Is AI safety about systems becoming malevolent or conscious?

Concern about existential risk from misaligned AI is not based on worries that AI systems will become conscious, turn evil, or develop motivations like revenge or hatred.

People sometimes assume AI risk is about AI acting like a human villain, and fictional representations of AI takeover often concentrate on AIs with villainous motivations because it makes for compelling storytelling. However, experts generally aren’t worried about this. Nor is AI becoming conscious the dangerous part; in Stuart Russell’s words1, "The primary concern is not spooky emergent consciousness but simply the ability to make high-quality decisions."
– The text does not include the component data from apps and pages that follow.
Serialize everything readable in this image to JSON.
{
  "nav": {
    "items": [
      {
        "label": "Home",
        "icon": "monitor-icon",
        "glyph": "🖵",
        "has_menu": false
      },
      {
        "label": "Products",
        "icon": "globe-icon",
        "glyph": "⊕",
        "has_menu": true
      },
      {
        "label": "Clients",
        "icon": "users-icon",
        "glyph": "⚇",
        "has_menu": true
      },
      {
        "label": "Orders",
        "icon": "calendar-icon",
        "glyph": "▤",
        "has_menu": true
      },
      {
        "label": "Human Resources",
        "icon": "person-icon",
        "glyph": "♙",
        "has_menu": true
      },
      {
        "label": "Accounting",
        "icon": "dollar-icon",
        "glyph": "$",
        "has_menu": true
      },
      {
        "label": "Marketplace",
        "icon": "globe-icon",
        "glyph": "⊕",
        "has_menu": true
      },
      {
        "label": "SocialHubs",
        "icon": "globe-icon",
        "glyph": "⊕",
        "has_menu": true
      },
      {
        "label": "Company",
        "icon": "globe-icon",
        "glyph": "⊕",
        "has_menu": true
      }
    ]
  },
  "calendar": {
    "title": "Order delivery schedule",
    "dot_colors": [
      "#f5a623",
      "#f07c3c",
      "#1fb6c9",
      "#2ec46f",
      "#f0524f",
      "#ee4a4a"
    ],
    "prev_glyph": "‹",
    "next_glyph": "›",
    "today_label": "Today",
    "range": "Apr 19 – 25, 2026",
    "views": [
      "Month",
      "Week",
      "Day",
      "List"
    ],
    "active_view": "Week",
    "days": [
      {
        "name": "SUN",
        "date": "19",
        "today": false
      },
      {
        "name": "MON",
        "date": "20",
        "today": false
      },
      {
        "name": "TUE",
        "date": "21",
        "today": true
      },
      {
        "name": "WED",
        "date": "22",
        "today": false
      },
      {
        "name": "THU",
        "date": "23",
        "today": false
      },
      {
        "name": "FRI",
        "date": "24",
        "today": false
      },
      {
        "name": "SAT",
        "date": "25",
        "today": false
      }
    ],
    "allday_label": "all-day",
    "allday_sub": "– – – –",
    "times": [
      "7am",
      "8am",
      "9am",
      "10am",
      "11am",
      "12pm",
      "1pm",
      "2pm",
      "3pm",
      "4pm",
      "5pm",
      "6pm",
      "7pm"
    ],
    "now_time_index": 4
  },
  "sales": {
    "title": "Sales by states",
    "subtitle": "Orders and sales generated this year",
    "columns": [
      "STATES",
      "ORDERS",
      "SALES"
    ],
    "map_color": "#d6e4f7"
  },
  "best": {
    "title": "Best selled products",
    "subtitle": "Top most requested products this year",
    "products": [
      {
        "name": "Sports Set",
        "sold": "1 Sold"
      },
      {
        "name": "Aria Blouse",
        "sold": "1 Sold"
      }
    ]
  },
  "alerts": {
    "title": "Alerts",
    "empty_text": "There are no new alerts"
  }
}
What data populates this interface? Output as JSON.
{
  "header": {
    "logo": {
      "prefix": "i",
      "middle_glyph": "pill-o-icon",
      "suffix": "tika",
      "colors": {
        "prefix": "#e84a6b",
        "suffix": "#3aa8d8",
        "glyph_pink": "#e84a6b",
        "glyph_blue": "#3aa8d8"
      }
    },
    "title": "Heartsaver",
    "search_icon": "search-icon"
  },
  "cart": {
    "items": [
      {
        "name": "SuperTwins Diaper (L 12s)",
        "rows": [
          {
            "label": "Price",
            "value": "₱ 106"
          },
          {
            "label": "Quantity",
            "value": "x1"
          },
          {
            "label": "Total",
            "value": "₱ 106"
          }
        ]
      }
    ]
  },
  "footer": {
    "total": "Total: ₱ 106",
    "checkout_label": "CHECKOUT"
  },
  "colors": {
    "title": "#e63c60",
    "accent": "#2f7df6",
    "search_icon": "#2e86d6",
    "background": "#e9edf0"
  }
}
The core concern is that AI systems may become 1) extremely competent at making decisions that achieve their goals, while also being 2) indifferent to things we value highly (like human life or happiness). And unfortunately, many of a highly-competent AI’s plans could have destructive side-effects on anything the AI does not specifically value. Put simply, AI risk comes from systems which pursue their goals without caring about us. (Consider how human actions often kill a lot of insects, not out of malice on our part, but just as a side-effect of other things we're doing.)

  1. In another publication, Russell has written “They need not be “conscious”; in some respects, they can even still be “stupid.” They just need to become very good at affecting the world and have goal systems that are not well understood and not in alignment with human goals (including the human goal of not going extinct).↩︎